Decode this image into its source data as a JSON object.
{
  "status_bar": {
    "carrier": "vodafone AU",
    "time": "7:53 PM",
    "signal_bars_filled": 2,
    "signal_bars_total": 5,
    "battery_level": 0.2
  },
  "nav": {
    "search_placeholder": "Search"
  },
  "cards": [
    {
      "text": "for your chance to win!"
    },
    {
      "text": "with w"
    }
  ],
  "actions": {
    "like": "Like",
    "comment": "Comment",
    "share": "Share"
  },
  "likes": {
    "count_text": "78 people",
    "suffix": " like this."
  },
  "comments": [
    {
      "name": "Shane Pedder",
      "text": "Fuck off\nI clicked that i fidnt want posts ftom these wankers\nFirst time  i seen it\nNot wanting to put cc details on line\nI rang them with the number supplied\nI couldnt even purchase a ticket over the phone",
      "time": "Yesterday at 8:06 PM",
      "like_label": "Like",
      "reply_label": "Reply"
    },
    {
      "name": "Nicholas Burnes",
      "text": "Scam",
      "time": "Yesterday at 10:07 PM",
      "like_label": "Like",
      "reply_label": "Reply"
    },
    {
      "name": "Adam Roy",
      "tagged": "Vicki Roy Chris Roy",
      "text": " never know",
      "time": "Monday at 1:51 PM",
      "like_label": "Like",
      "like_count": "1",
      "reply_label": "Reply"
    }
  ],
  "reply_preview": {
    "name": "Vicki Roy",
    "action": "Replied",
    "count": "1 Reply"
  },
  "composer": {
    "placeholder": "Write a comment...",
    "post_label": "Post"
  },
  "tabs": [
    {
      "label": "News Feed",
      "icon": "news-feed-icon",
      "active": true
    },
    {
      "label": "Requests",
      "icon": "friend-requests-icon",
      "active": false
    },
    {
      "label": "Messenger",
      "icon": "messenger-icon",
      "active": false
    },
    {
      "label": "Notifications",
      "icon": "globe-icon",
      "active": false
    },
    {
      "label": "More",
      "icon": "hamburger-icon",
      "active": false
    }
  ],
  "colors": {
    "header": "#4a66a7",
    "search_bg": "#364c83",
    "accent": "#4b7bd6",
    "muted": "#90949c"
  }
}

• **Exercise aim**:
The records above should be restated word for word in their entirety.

• **Finished exercise**:
Decode this image into its source data as a JSON object.
{
  "status_bar": {
    "carrier": "vodafone AU",
    "time": "7:53 PM",
    "signal_bars_filled": 2,
    "signal_bars_total": 5,
    "battery_level": 0.2
  },
  "nav": {
    "search_placeholder": "Search"
  },
  "cards": [
    {
      "text": "for your chance to win!"
    },
    {
      "text": "with w"
    }
  ],
  "actions": {
    "like": "Like",
    "comment": "Comment",
    "share": "Share"
  },
  "likes": {
    "count_text": "78 people",
    "suffix": " like this."
  },
  "comments": [
    {
      "name": "Shane Pedder",
      "text": "Fuck off\nI clicked that i fidnt want posts ftom these wankers\nFirst time  i seen it\nNot wanting to put cc details on line\nI rang them with the number supplied\nI couldnt even purchase a ticket over the phone",
      "time": "Yesterday at 8:06 PM",
      "like_label": "Like",
      "reply_label": "Reply"
    },
    {
      "name": "Nicholas Burnes",
      "text": "Scam",
      "time": "Yesterday at 10:07 PM",
      "like_label": "Like",
      "reply_label": "Reply"
    },
    {
      "name": "Adam Roy",
      "tagged": "Vicki Roy Chris Roy",
      "text": " never know",
      "time": "Monday at 1:51 PM",
      "like_label": "Like",
      "like_count": "1",
      "reply_label": "Reply"
    }
  ],
  "reply_preview": {
    "name": "Vicki Roy",
    "action": "Replied",
    "count": "1 Reply"
  },
  "composer": {
    "placeholder": "Write a comment...",
    "post_label": "Post"
  },
  "tabs": [
    {
      "label": "News Feed",
      "icon": "news-feed-icon",
      "active": true
    },
    {
      "label": "Requests",
      "icon": "friend-requests-icon",
      "active": false
    },
    {
      "label": "Messenger",
      "icon": "messenger-icon",
      "active": false
    },
    {
      "label": "Notifications",
      "icon": "globe-icon",
      "active": false
    },
    {
      "label": "More",
      "icon": "hamburger-icon",
      "active": false
    }
  ],
  "colors": {
    "header": "#4a66a7",
    "search_bg": "#364c83",
    "accent": "#4b7bd6",
    "muted": "#90949c"
  }
}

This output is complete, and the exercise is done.